Can the Alligator Gar Solve Our Asian Carp Problem?

Typography

The prehistoric-looking alligator gar was once driven out of its native waters, but recent reports are touting the top level predator as a possible solution to the influx of Asian carp that are devastating local fish stocks. But could reintroduction actually work?

The Associated Press reports:

But the once-reviled predator is now being seen as a valuable fish in its own right, and as a potential weapon against a more threatening intruder: the invasive Asian carp, which have swum almost unchecked toward the Great Lakes, with little more than an electric barrier to keep them at bay.

Efforts are underway to reintroduce the alligator gar to the northern part of its former range.

The prehistoric-looking alligator gar was once driven out of its native waters, but recent reports are touting the top level predator as a possible solution to the influx of Asian carp that are devastating local fish stocks. But could reintroduction actually work?

The Associated Press reports:

But the once-reviled predator is now being seen as a valuable fish in its own right, and as a potential weapon against a more threatening intruder: the invasive Asian carp, which have swum almost unchecked toward the Great Lakes, with little more than an electric barrier to keep them at bay.

Efforts are underway to reintroduce the alligator gar to the northern part of its former range.

The alligator gar is the largest of the gar species, reaching up to ten feet in length and 300 pounds. The fish, which earns its namesake from its protruding mouth – reminiscent of an alligator — once frequented lakes, bays and saltwater environments around much of the coastal U.S.

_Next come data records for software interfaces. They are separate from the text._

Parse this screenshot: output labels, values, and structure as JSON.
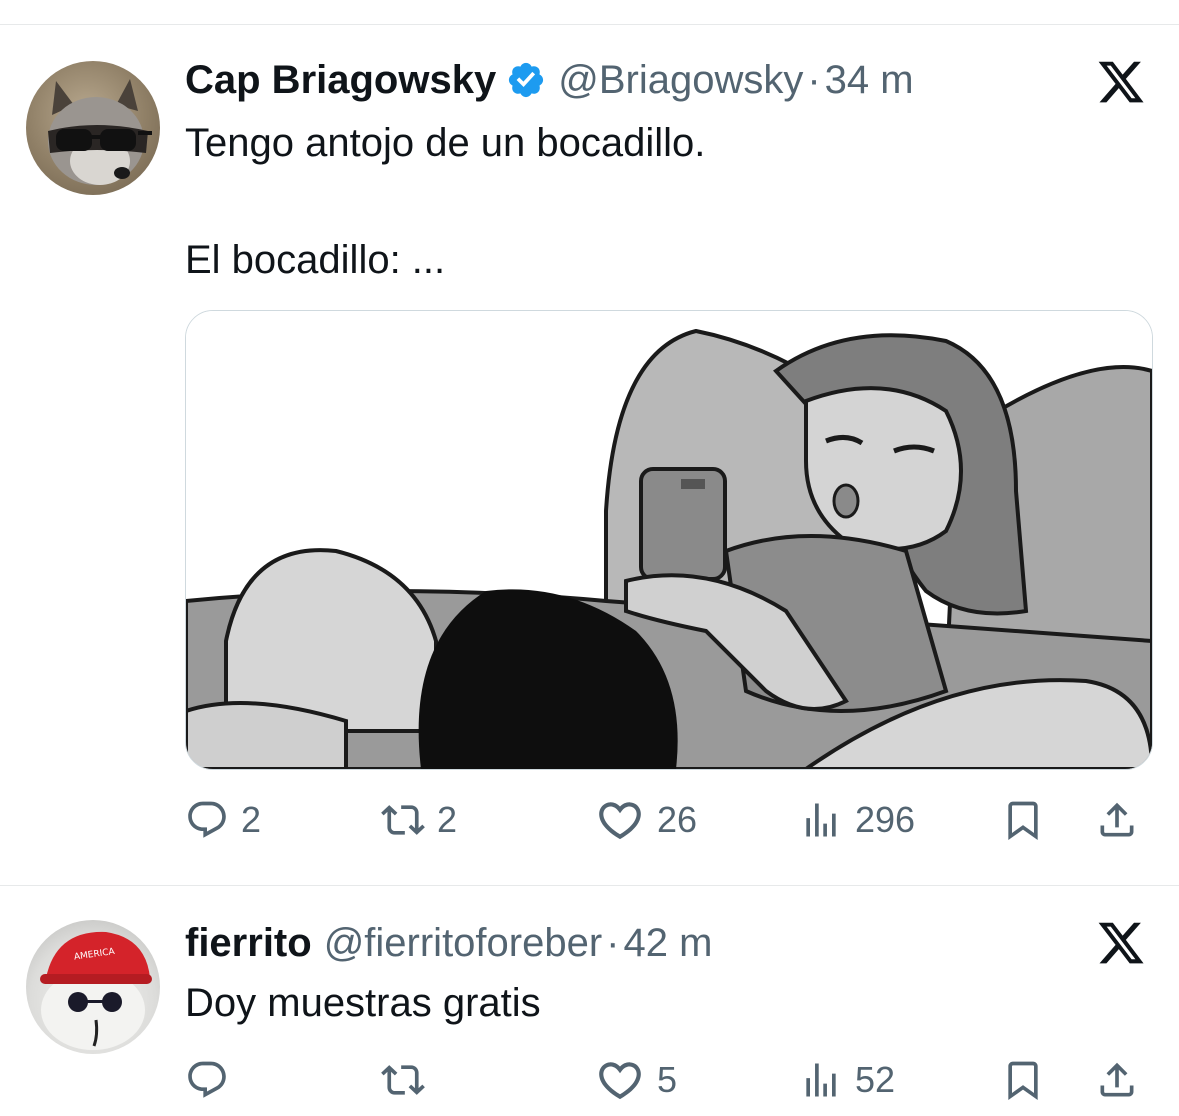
{
  "tweets": [
    {
      "author_name": "Cap Briagowsky",
      "handle": "@Briagowsky",
      "separator": "·",
      "time": "34 m",
      "verified": true,
      "text_line1": "Tengo antojo de un bocadillo.",
      "text_line2": "El bocadillo: ...",
      "avatar_icon": "raccoon-with-sunglasses",
      "media": "grayscale-cartoon-illustration",
      "stats": {
        "replies": "2",
        "retweets": "2",
        "likes": "26",
        "views": "296"
      }
    },
    {
      "author_name": "fierrito",
      "handle": "@fierritoforeber",
      "separator": "·",
      "time": "42 m",
      "verified": false,
      "text_line1": "Doy muestras gratis",
      "avatar_icon": "white-cat-with-red-cap",
      "stats": {
        "replies": "",
        "retweets": "",
        "likes": "5",
        "views": "52"
      }
    }
  ],
  "icons": {
    "reply": "speech-bubble-icon",
    "retweet": "retweet-icon",
    "like": "heart-icon",
    "views": "bar-chart-icon",
    "bookmark": "bookmark-icon",
    "share": "share-icon",
    "platform": "x-logo"
  },
  "colors": {
    "text": "#0f1419",
    "secondary": "#536471",
    "verified_blue": "#1d9bf0",
    "divider": "#e7e9ea"
  }
}
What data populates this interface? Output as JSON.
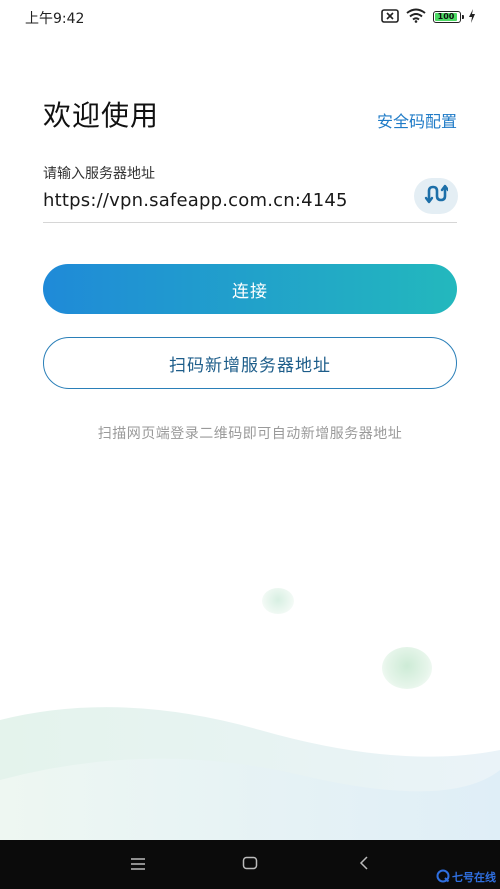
{
  "status_bar": {
    "time": "上午9:42",
    "battery": "100"
  },
  "header": {
    "title": "欢迎使用",
    "security_link": "安全码配置"
  },
  "server": {
    "label": "请输入服务器地址",
    "value": "https://vpn.safeapp.com.cn:4145"
  },
  "actions": {
    "connect": "连接",
    "scan": "扫码新增服务器地址"
  },
  "hint": "扫描网页端登录二维码即可自动新增服务器地址",
  "watermark": {
    "text": "七号在线"
  },
  "colors": {
    "accent": "#1f7bc7",
    "gradient_start": "#1f8ad8",
    "gradient_end": "#23b8bd",
    "scan_border": "#2a7fb8"
  },
  "icons": [
    "close-box-icon",
    "wifi-icon",
    "battery-icon",
    "charging-icon",
    "switch-server-icon",
    "menu-icon",
    "home-icon",
    "back-icon",
    "watermark-logo-icon"
  ]
}
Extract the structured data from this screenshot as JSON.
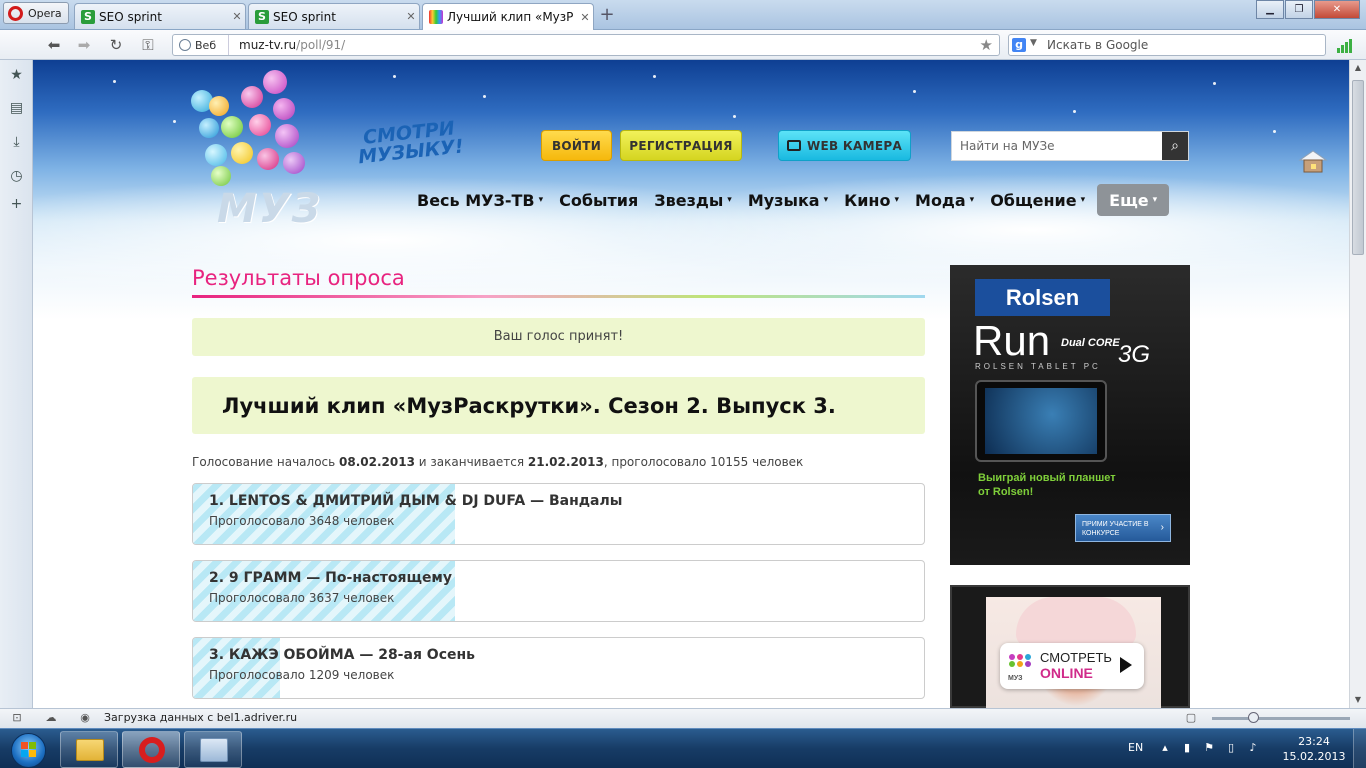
{
  "browser": {
    "menu_label": "Opera",
    "tabs": [
      {
        "title": "SEO sprint",
        "favicon": "S"
      },
      {
        "title": "SEO sprint",
        "favicon": "S"
      },
      {
        "title": "Лучший клип «МузРа..."
      }
    ],
    "web_button": "Веб",
    "url_host": "muz-tv.ru",
    "url_path": "/poll/91/",
    "search_placeholder": "Искать в Google",
    "search_engine_letter": "g"
  },
  "site": {
    "logo_text": "МУЗ",
    "slogan_line1": "СМОТРИ",
    "slogan_line2": "МУЗЫКУ!",
    "login_label": "ВОЙТИ",
    "register_label": "РЕГИСТРАЦИЯ",
    "webcam_label": "WEB КАМЕРА",
    "search_placeholder": "Найти на МУЗе",
    "nav": [
      {
        "label": "Весь МУЗ-ТВ",
        "caret": "▾"
      },
      {
        "label": "События",
        "caret": ""
      },
      {
        "label": "Звезды",
        "caret": "▾"
      },
      {
        "label": "Музыка",
        "caret": "▾"
      },
      {
        "label": "Кино",
        "caret": "▾"
      },
      {
        "label": "Мода",
        "caret": "▾"
      },
      {
        "label": "Общение",
        "caret": "▾"
      },
      {
        "label": "Еще",
        "caret": "▾"
      }
    ]
  },
  "poll": {
    "page_title": "Результаты опроса",
    "notice": "Ваш голос принят!",
    "heading": "Лучший клип «МузРаскрутки». Сезон 2. Выпуск 3.",
    "meta_prefix": "Голосование началось",
    "start_date": "08.02.2013",
    "meta_middle": "и заканчивается",
    "end_date": "21.02.2013",
    "meta_suffix": ", проголосовало 10155 человек",
    "answers": [
      {
        "title": "1. LENTOS & ДМИТРИЙ ДЫМ & DJ DUFA — Вандалы",
        "count_text": "Проголосовало 3648 человек",
        "share": 0.359
      },
      {
        "title": "2. 9 ГРАММ — По-настоящему",
        "count_text": "Проголосовало 3637 человек",
        "share": 0.358
      },
      {
        "title": "3. КАЖЭ ОБОЙМА — 28-ая Осень",
        "count_text": "Проголосовало 1209 человек",
        "share": 0.119
      }
    ]
  },
  "ads": {
    "rolsen_brand": "Rolsen",
    "rolsen_model": "Run",
    "rolsen_dualcore": "Dual CORE",
    "rolsen_3g": "3G",
    "rolsen_tablet": "ROLSEN TABLET PC",
    "rolsen_promo": "Выиграй новый планшет от Rolsen!",
    "rolsen_cta": "ПРИМИ УЧАСТИЕ В КОНКУРСЕ",
    "online_watch": "СМОТРЕТЬ",
    "online_label": "ONLINE",
    "online_logo": "МУЗ"
  },
  "status": {
    "loading_text": "Загрузка данных с bel1.adriver.ru"
  },
  "taskbar": {
    "lang": "EN",
    "time": "23:24",
    "date": "15.02.2013"
  },
  "colors": {
    "accent_pink": "#e8237f",
    "notice_bg": "#eef7cf",
    "bar_stripe": "#b8e8f5",
    "login_yellow": "#f5b80c",
    "webcam_cyan": "#19b9e0"
  }
}
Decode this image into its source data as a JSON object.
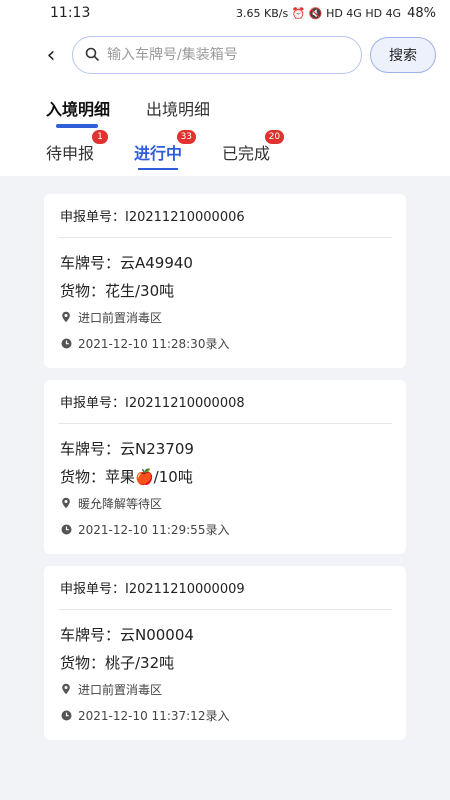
{
  "status_bar": {
    "time": "11:13",
    "icons": "3.65 KB/s  ⏰ 🔇 HD 4G  HD 4G",
    "battery": "48%"
  },
  "search": {
    "placeholder": "输入车牌号/集装箱号",
    "button_label": "搜索"
  },
  "direction_tabs": [
    {
      "label": "入境明细",
      "active": true
    },
    {
      "label": "出境明细",
      "active": false
    }
  ],
  "status_tabs": [
    {
      "label": "待申报",
      "badge": "1",
      "active": false
    },
    {
      "label": "进行中",
      "badge": "33",
      "active": true
    },
    {
      "label": "已完成",
      "badge": "20",
      "active": false
    }
  ],
  "cards": [
    {
      "declaration": "申报单号：I20211210000006",
      "plate": "车牌号：云A49940",
      "goods": "货物：花生/30吨",
      "location": "进口前置消毒区",
      "time": "2021-12-10 11:28:30录入"
    },
    {
      "declaration": "申报单号：I20211210000008",
      "plate": "车牌号：云N23709",
      "goods": "货物：苹果🍎/10吨",
      "location": "暖允降解等待区",
      "time": "2021-12-10 11:29:55录入"
    },
    {
      "declaration": "申报单号：I20211210000009",
      "plate": "车牌号：云N00004",
      "goods": "货物：桃子/32吨",
      "location": "进口前置消毒区",
      "time": "2021-12-10 11:37:12录入"
    }
  ]
}
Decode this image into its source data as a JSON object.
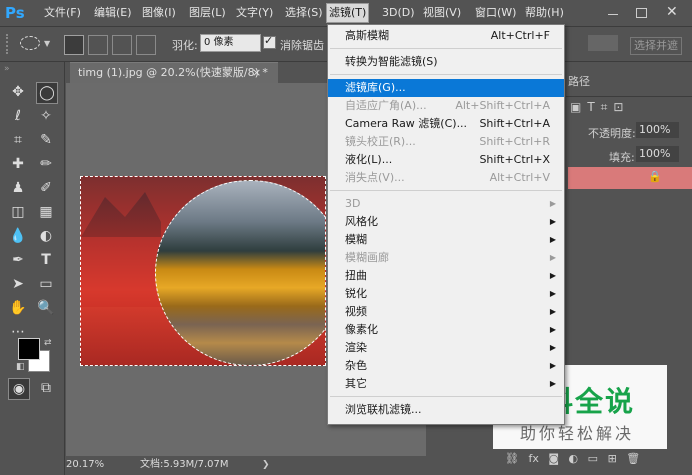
{
  "app": {
    "logo": "Ps"
  },
  "menubar": {
    "items": [
      "文件(F)",
      "编辑(E)",
      "图像(I)",
      "图层(L)",
      "文字(Y)",
      "选择(S)",
      "滤镜(T)",
      "3D(D)",
      "视图(V)",
      "窗口(W)",
      "帮助(H)"
    ],
    "active": "滤镜(T)"
  },
  "options": {
    "feather_label": "羽化:",
    "feather_value": "0 像素",
    "antialias_label": "消除锯齿",
    "select_subject": "选择并遮"
  },
  "document": {
    "tab_title": "timg (1).jpg @ 20.2%(快速蒙版/8) *",
    "close": "×",
    "zoom": "20.17%",
    "doc_size": "文档:5.93M/7.07M"
  },
  "panels": {
    "path_tab": "路径",
    "opacity_label": "不透明度:",
    "opacity_value": "100%",
    "fill_label": "填充:",
    "fill_value": "100%"
  },
  "filter_menu": {
    "items": [
      {
        "label": "高斯模糊",
        "shortcut": "Alt+Ctrl+F",
        "disabled": false
      },
      {
        "sep": true
      },
      {
        "label": "转换为智能滤镜(S)",
        "shortcut": "",
        "disabled": false
      },
      {
        "sep": true
      },
      {
        "label": "滤镜库(G)...",
        "shortcut": "",
        "disabled": false,
        "highlight": true
      },
      {
        "label": "自适应广角(A)...",
        "shortcut": "Alt+Shift+Ctrl+A",
        "disabled": true
      },
      {
        "label": "Camera Raw 滤镜(C)...",
        "shortcut": "Shift+Ctrl+A",
        "disabled": false
      },
      {
        "label": "镜头校正(R)...",
        "shortcut": "Shift+Ctrl+R",
        "disabled": true
      },
      {
        "label": "液化(L)...",
        "shortcut": "Shift+Ctrl+X",
        "disabled": false
      },
      {
        "label": "消失点(V)...",
        "shortcut": "Alt+Ctrl+V",
        "disabled": true
      },
      {
        "sep": true
      },
      {
        "label": "3D",
        "disabled": true,
        "submenu": true
      },
      {
        "label": "风格化",
        "disabled": false,
        "submenu": true
      },
      {
        "label": "模糊",
        "disabled": false,
        "submenu": true
      },
      {
        "label": "模糊画廊",
        "disabled": true,
        "submenu": true
      },
      {
        "label": "扭曲",
        "disabled": false,
        "submenu": true
      },
      {
        "label": "锐化",
        "disabled": false,
        "submenu": true
      },
      {
        "label": "视频",
        "disabled": false,
        "submenu": true
      },
      {
        "label": "像素化",
        "disabled": false,
        "submenu": true
      },
      {
        "label": "渲染",
        "disabled": false,
        "submenu": true
      },
      {
        "label": "杂色",
        "disabled": false,
        "submenu": true
      },
      {
        "label": "其它",
        "disabled": false,
        "submenu": true
      },
      {
        "sep": true
      },
      {
        "label": "浏览联机滤镜...",
        "shortcut": "",
        "disabled": false
      }
    ]
  },
  "watermark": {
    "title": "百科全说",
    "subtitle": "助你轻松解决"
  }
}
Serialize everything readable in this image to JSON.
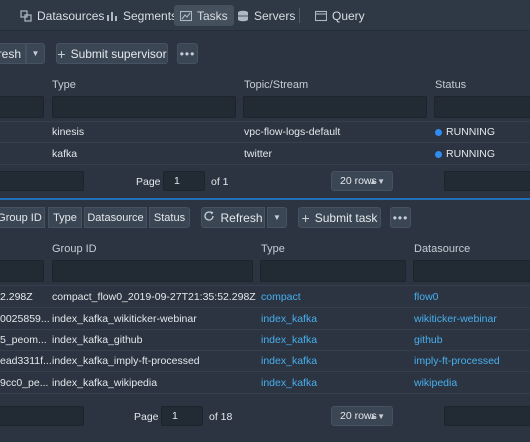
{
  "nav": {
    "items": [
      {
        "label": "Datasources",
        "icon": "datasources-icon"
      },
      {
        "label": "Segments",
        "icon": "segments-icon"
      },
      {
        "label": "Tasks",
        "icon": "tasks-icon"
      },
      {
        "label": "Servers",
        "icon": "servers-icon"
      },
      {
        "label": "Query",
        "icon": "query-icon"
      }
    ],
    "active": "Tasks"
  },
  "supervisors": {
    "refresh_label": "resh",
    "submit_label": "Submit supervisor",
    "columns": [
      "Type",
      "Topic/Stream",
      "Status"
    ],
    "rows": [
      {
        "type": "kinesis",
        "topic": "vpc-flow-logs-default",
        "status": "RUNNING"
      },
      {
        "type": "kafka",
        "topic": "twitter",
        "status": "RUNNING"
      }
    ],
    "pager": {
      "page_label": "Page",
      "page": "1",
      "of_label": "of 1",
      "rows_label": "20 rows"
    }
  },
  "tasks": {
    "group_buttons": [
      "Group ID",
      "Type",
      "Datasource",
      "Status"
    ],
    "refresh_label": "Refresh",
    "submit_label": "Submit task",
    "columns": [
      "Group ID",
      "Type",
      "Datasource"
    ],
    "rows": [
      {
        "id": "2.298Z",
        "group": "compact_flow0_2019-09-27T21:35:52.298Z",
        "type": "compact",
        "datasource": "flow0"
      },
      {
        "id": "0025859...",
        "group": "index_kafka_wikiticker-webinar",
        "type": "index_kafka",
        "datasource": "wikiticker-webinar"
      },
      {
        "id": "5_peom...",
        "group": "index_kafka_github",
        "type": "index_kafka",
        "datasource": "github"
      },
      {
        "id": "ead3311f...",
        "group": "index_kafka_imply-ft-processed",
        "type": "index_kafka",
        "datasource": "imply-ft-processed"
      },
      {
        "id": "9cc0_pe...",
        "group": "index_kafka_wikipedia",
        "type": "index_kafka",
        "datasource": "wikipedia"
      }
    ],
    "pager": {
      "page_label": "Page",
      "page": "1",
      "of_label": "of 18",
      "rows_label": "20 rows"
    }
  },
  "colors": {
    "accent": "#48aff0",
    "running": "#2f8cf0",
    "background": "#2b3440"
  }
}
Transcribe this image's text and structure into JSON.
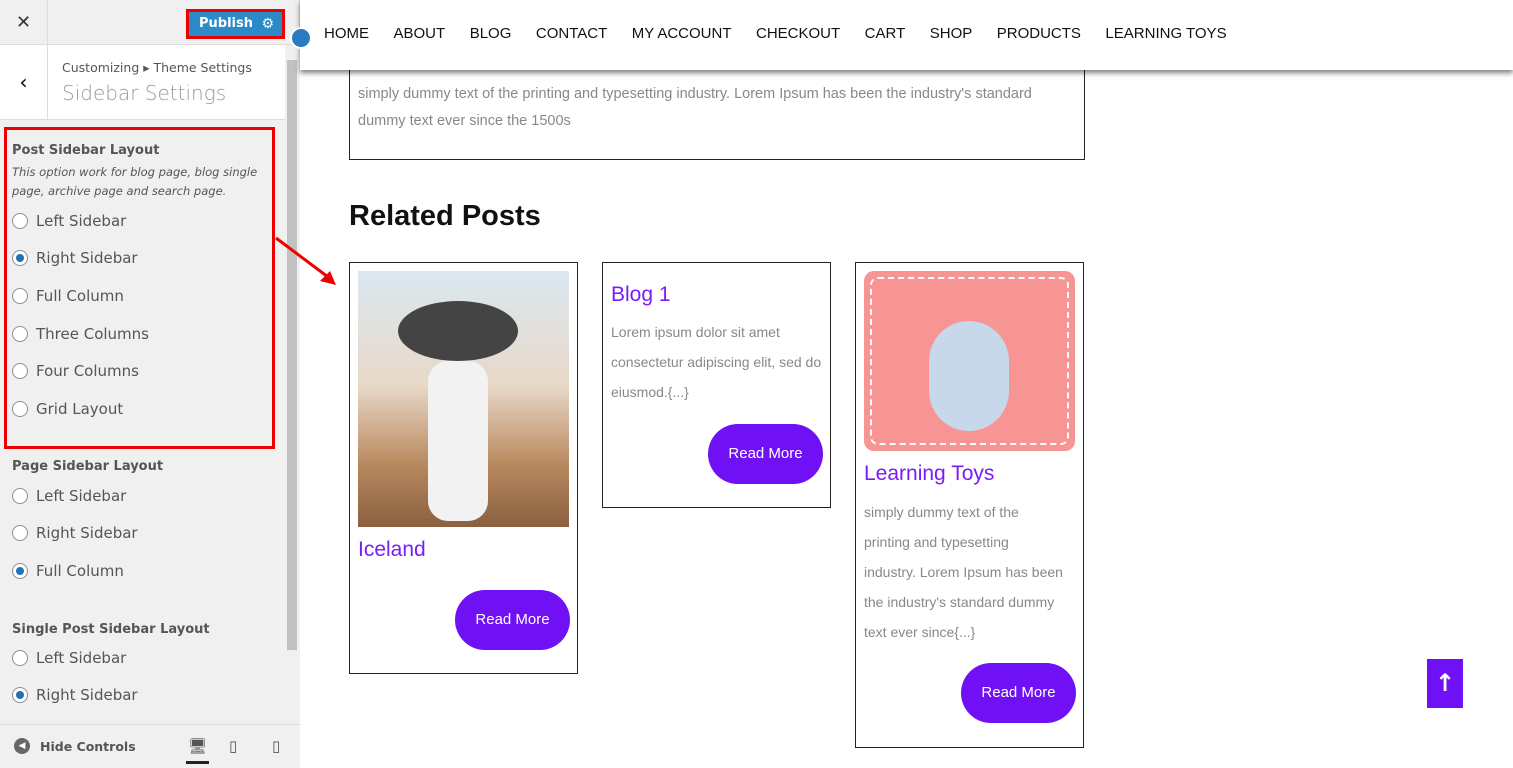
{
  "panel": {
    "close": "✕",
    "publish": "Publish",
    "breadcrumb": "Customizing ▸ Theme Settings",
    "title": "Sidebar Settings",
    "post": {
      "label": "Post Sidebar Layout",
      "desc": "This option work for blog page, blog single page, archive page and search page.",
      "options": [
        "Left Sidebar",
        "Right Sidebar",
        "Full Column",
        "Three Columns",
        "Four Columns",
        "Grid Layout"
      ],
      "selected": "Right Sidebar"
    },
    "page": {
      "label": "Page Sidebar Layout",
      "options": [
        "Left Sidebar",
        "Right Sidebar",
        "Full Column"
      ],
      "selected": "Full Column"
    },
    "single": {
      "label": "Single Post Sidebar Layout",
      "options": [
        "Left Sidebar",
        "Right Sidebar"
      ],
      "selected": "Right Sidebar"
    },
    "hide_controls": "Hide Controls"
  },
  "nav": {
    "items": [
      "HOME",
      "ABOUT",
      "BLOG",
      "CONTACT",
      "MY ACCOUNT",
      "CHECKOUT",
      "CART",
      "SHOP",
      "PRODUCTS",
      "LEARNING TOYS"
    ]
  },
  "content": {
    "top_text": " simply dummy text of the printing and typesetting industry. Lorem Ipsum has been the industry's standard dummy text ever since the 1500s",
    "related": "Related Posts",
    "cards": [
      {
        "title": "Iceland",
        "read": "Read More"
      },
      {
        "title": "Blog 1",
        "text": "Lorem ipsum dolor sit amet consectetur adipiscing elit, sed do eiusmod.{...}",
        "read": "Read More"
      },
      {
        "title": "Learning Toys",
        "text": " simply dummy text of the printing and typesetting industry. Lorem Ipsum has been the industry's standard dummy text ever since{...}",
        "read": "Read More"
      }
    ]
  },
  "colors": {
    "accent": "#7010f5",
    "publish": "#2a8bc8",
    "highlight": "#e00000"
  }
}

Continue reading at ENN affiliate, Care2.

Image Credits: Texas Parks and Wildlife Department